[Excerpts from an interface dataset]
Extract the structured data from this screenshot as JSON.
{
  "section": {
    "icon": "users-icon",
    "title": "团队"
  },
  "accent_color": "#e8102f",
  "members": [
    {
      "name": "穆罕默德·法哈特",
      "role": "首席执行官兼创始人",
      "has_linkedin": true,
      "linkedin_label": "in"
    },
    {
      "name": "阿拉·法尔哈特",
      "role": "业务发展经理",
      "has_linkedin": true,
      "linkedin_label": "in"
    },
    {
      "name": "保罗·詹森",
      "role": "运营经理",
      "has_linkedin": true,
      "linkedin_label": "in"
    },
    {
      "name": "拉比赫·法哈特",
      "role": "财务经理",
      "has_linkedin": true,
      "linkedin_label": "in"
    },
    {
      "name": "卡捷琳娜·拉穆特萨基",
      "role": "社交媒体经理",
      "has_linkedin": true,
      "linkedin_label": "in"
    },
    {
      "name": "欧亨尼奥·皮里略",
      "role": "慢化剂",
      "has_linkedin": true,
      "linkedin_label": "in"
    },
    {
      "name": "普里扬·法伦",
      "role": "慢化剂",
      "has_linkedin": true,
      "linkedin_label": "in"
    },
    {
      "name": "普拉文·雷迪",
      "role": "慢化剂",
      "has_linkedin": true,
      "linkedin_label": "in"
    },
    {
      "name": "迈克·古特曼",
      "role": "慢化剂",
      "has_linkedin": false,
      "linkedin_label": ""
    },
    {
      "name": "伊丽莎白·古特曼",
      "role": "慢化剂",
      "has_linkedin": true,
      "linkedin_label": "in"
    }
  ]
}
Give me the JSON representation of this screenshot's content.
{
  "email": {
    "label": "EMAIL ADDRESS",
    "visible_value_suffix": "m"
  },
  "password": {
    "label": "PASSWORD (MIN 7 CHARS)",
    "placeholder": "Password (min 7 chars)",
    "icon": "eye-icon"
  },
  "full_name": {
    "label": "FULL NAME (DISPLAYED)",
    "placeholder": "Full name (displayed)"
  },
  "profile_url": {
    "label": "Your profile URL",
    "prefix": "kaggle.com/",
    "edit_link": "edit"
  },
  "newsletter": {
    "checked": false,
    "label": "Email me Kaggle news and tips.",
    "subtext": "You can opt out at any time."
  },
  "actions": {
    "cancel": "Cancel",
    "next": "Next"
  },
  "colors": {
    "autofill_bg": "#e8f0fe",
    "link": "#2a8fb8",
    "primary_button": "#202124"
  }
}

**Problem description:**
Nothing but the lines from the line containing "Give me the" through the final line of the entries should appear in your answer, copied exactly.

**Solved problem:**
Give me the JSON representation of this screenshot's content.
{
  "email": {
    "label": "EMAIL ADDRESS",
    "visible_value_suffix": "m"
  },
  "password": {
    "label": "PASSWORD (MIN 7 CHARS)",
    "placeholder": "Password (min 7 chars)",
    "icon": "eye-icon"
  },
  "full_name": {
    "label": "FULL NAME (DISPLAYED)",
    "placeholder": "Full name (displayed)"
  },
  "profile_url": {
    "label": "Your profile URL",
    "prefix": "kaggle.com/",
    "edit_link": "edit"
  },
  "newsletter": {
    "checked": false,
    "label": "Email me Kaggle news and tips.",
    "subtext": "You can opt out at any time."
  },
  "actions": {
    "cancel": "Cancel",
    "next": "Next"
  },
  "colors": {
    "autofill_bg": "#e8f0fe",
    "link": "#2a8fb8",
    "primary_button": "#202124"
  }
}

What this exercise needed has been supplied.